As with any disaster, monitor emergency alerts carefully to stay updated on the situation.
Areas in drought are prone to wildfires that can cover thousands of acres of land in a matter of hours. It is also important to save as much water as possible. Maintaining a home during a drought takes extra work, but those extra measures could save thousands of gallons of water per year.
FEMA says residents in areas of drought should take the following measures to save water:
- Never pour water down the drain when there may be another use for it. For example, use it to water indoor plants or a garden.
- Repair dripping faucets by replacing washers. One drop per second wastes 2,700 gallons of water per year.
- Check all plumbing for leaks and have any leaks repaired by a plumber.
- Retrofit all household faucets by installing aerators with flow restrictors.
- Install an instant hot water heater on the sink.
- Insulate water pipes to reduce heat loss and prevent them from breaking.
- Install a water-softening system only when the minerals in the water would damage pipes. Turn the softener off while on vacation.
- Choose appliances that are more energy and water efficient.
Instead of sprinklers, consider a drip irrigation system that conserves water. For water conservation tips, visit FEMA’s website.
There are a few things families can do to lower the risk a wildfire poses.
First, clear all gutters of debris. This is point is vital to protecting a home. If a burning tree branch or other debris falls into a gutter blocked with dry leaves and twigs, the roof will easily catch fire, too.
Next, create a fire break around the property by removing any dead wood, fallen trees, or other flammable items. The further away flammable materials are from the home, the better.
If a fire is approaching the house, turn off all gas lines immediately. Cover all vents and windows with anything from duct tape to plywood. Set sprinklers up on the roof to keep the surface wet. Most importantly, the family should have all belongings packed into a car for evacuation at a moment’s notice.
Insurance is a major factor in planning for any disaster as well. The experts suggest a thorough read of your policy to cover all contingencies (Pichaske, 2018).
Most policies do not cover flood and earthquake damage. Many policies have loopholes written into the fine print. Families should make sure their coverage is complete.
In coastal areas with high-risk of flooding, insurance premiums will be higher. For most homes, the danger posed by flooding justifies the more expensive premium. The same rule can be applied to high-risk areas for tornadoes, fires, and hurricanes.

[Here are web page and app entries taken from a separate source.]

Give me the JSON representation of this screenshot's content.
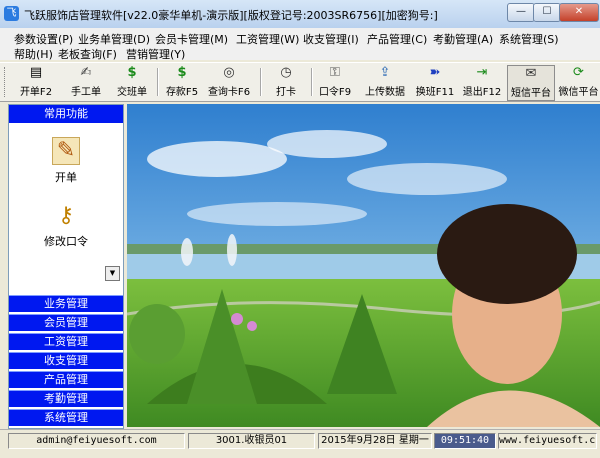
{
  "window": {
    "title": "飞跃服饰店管理软件[v22.0豪华单机-演示版][版权登记号:2003SR6756][加密狗号:]",
    "app_icon": "app-logo-icon",
    "min_glyph": "—",
    "max_glyph": "☐",
    "close_glyph": "✕"
  },
  "menu": {
    "row1": [
      "参数设置(P)",
      "业务单管理(D)",
      "会员卡管理(M)",
      "工资管理(W)",
      "收支管理(I)",
      "产品管理(C)",
      "考勤管理(A)",
      "系统管理(S)"
    ],
    "row2": [
      "帮助(H)",
      "老板查询(F)",
      "营销管理(Y)"
    ]
  },
  "toolbar": [
    {
      "label": "开单F2",
      "icon": "receipt-icon",
      "glyph": "▤"
    },
    {
      "label": "手工单",
      "icon": "handwrite-icon",
      "glyph": "✍"
    },
    {
      "label": "交班单",
      "icon": "money-bag-icon",
      "glyph": "$"
    },
    {
      "label": "存款F5",
      "icon": "deposit-icon",
      "glyph": "$"
    },
    {
      "label": "查询卡F6",
      "icon": "binoculars-icon",
      "glyph": "◎"
    },
    {
      "label": "打卡",
      "icon": "clock-icon",
      "glyph": "◷"
    },
    {
      "label": "口令F9",
      "icon": "key-icon",
      "glyph": "⚿"
    },
    {
      "label": "上传数据",
      "icon": "upload-icon",
      "glyph": "⇪"
    },
    {
      "label": "换班F11",
      "icon": "run-icon",
      "glyph": "➽"
    },
    {
      "label": "退出F12",
      "icon": "exit-icon",
      "glyph": "⇥"
    },
    {
      "label": "短信平台",
      "icon": "sms-icon",
      "glyph": "✉"
    },
    {
      "label": "微信平台",
      "icon": "wechat-icon",
      "glyph": "⟳"
    }
  ],
  "left_panel": {
    "header": "常用功能",
    "tools": [
      {
        "label": "开单",
        "icon": "pencil-note-icon",
        "glyph": "✎"
      },
      {
        "label": "修改口令",
        "icon": "key-person-icon",
        "glyph": "⚷"
      }
    ],
    "scroll_glyph": "▼",
    "categories": [
      "业务管理",
      "会员管理",
      "工资管理",
      "收支管理",
      "产品管理",
      "考勤管理",
      "系统管理"
    ]
  },
  "status": {
    "email": "admin@feiyuesoft.com",
    "user": "3001.收银员01",
    "date": "2015年9月28日  星期一",
    "time": "09:51:40",
    "site": "www.feiyuesoft.com"
  },
  "colors": {
    "accent_blue": "#0018f0",
    "sky": "#3a8fd6",
    "lake": "#8fc4e8",
    "grass": "#4f9a2c"
  }
}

Read each policy carefully. If the policy does not include the full amount of coverage, other companies will provide supplemental insurance to account for the gap.

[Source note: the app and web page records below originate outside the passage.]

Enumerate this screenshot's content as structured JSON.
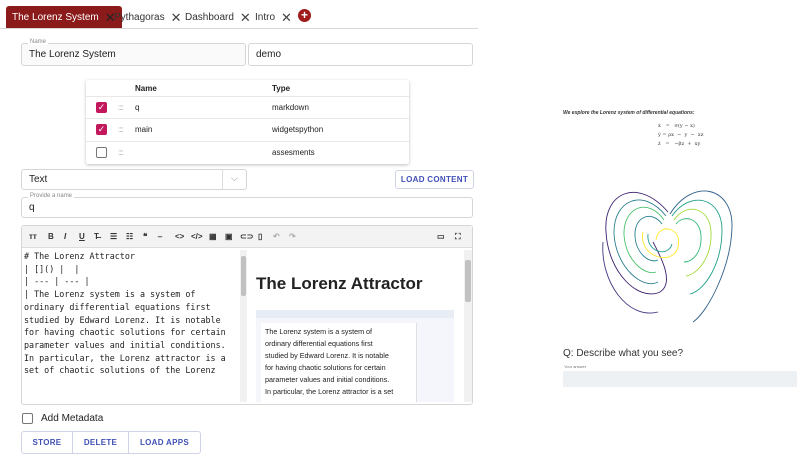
{
  "tabs": [
    {
      "label": "The Lorenz System",
      "active": true
    },
    {
      "label": "Pythagoras",
      "active": false
    },
    {
      "label": "Dashboard",
      "active": false
    },
    {
      "label": "Intro",
      "active": false
    }
  ],
  "add_tab_glyph": "+",
  "close_glyph": "✕",
  "name_field": {
    "label": "Name",
    "value": "The Lorenz System"
  },
  "demo_field": {
    "value": "demo"
  },
  "table": {
    "headers": {
      "name": "Name",
      "type": "Type"
    },
    "rows": [
      {
        "name": "q",
        "type": "markdown",
        "checked": true
      },
      {
        "name": "main",
        "type": "widgetspython",
        "checked": true
      },
      {
        "name": "",
        "type": "assesments",
        "checked": false
      }
    ],
    "drag_glyph": "::::"
  },
  "content_select": {
    "value": "Text"
  },
  "load_content_label": "LOAD CONTENT",
  "provide_name": {
    "label": "Provide a name",
    "value": "q"
  },
  "toolbar_icons": [
    "heading-icon",
    "bold-icon",
    "italic-icon",
    "underline-icon",
    "strikethrough-icon",
    "list-icon",
    "ordered-list-icon",
    "quote-icon",
    "horizontal-rule-icon",
    "code-icon",
    "code-block-icon",
    "table-icon",
    "image-icon",
    "link-icon",
    "clipboard-icon",
    "undo-icon",
    "redo-icon"
  ],
  "toolbar_glyphs": [
    "ᴛᴛ",
    "B",
    "I",
    "U",
    "T̶",
    "☰",
    "☷",
    "❝",
    "⎯",
    "<>",
    "</>",
    "▦",
    "▣",
    "⊂⊃",
    "▯",
    "↶",
    "↷"
  ],
  "toolbar_right": [
    "▭",
    "⛶"
  ],
  "editor_lines": [
    "# The Lorenz Attractor",
    "",
    "| []() |  |",
    "| --- | --- |",
    "| The Lorenz system is a system of",
    "ordinary differential equations first",
    "studied by Edward Lorenz. It is notable",
    "for having chaotic solutions for certain",
    "parameter values and initial conditions.",
    "In particular, the Lorenz attractor is a",
    "set of chaotic solutions of the Lorenz"
  ],
  "preview": {
    "title": "The Lorenz Attractor",
    "text": [
      "The Lorenz system is a system of",
      "ordinary differential equations first",
      "studied by Edward Lorenz. It is notable",
      "for having chaotic solutions for certain",
      "parameter values and initial conditions.",
      "In particular, the Lorenz attractor is a set"
    ]
  },
  "add_metadata_label": "Add Metadata",
  "bottom_buttons": {
    "store": "STORE",
    "delete": "DELETE",
    "load_apps": "LOAD APPS"
  },
  "right_panel": {
    "intro": "We explore the Lorenz system of differential equations:",
    "eq1": "ẋ   =   σ(y − x)",
    "eq2": "ẏ = ρx  −  y  −  xz",
    "eq3": "ż   =   −βz  +  xy",
    "question": "Q: Describe what you see?",
    "answer_label": "Your answer"
  },
  "colors": {
    "accent": "#8b1a1a",
    "checkbox": "#c2185b",
    "button_text": "#3f51b5"
  }
}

Natural disasters can strike anywhere and at any time. Some of them can be forecasted, predicted, and prepared for days in advance. Others occur within a split second. No matter which type of disaster a family’s home is prone to, preparedness and planning are the best forms of protection.
Hsu, S.S. (2005), “Storms had little impact on preparedness”, The Washington Post, November 15.
Kapucu, N. (2008). Culture of preparedness: Household disaster preparedness.Disaster Prevention and Management, 17(4), 526–535. doi:http://dx.doi.org.ezproxy.net.ucf.edu/10.1108/09653560810901773
Pichaske, P. (2018). How to prepare your home or business for disasters. Rochester Business Journal, 34(37), 13. Retrieved from https://login.ezproxy.net.ucf.edu/login?url=https://search-proquest-com.ezproxy.net.ucf.edu/docview/2160693570?accountid=10003
Waugh, W.L. Jr (Ed.) (2006), “Shelter from the storm: repairing the national emergency management system after Hurricane Katrina”, The Annals of the American Academy of Political and Social Science, No. 604, special issue, March.
WirthlinWorldwide (2004), Attitudes and Behaviors toward Disaster Preparedness, prepared for the American Red Cross, WirthlinWorldwide, Reston, VA.
Please see our infographic below for this article summary.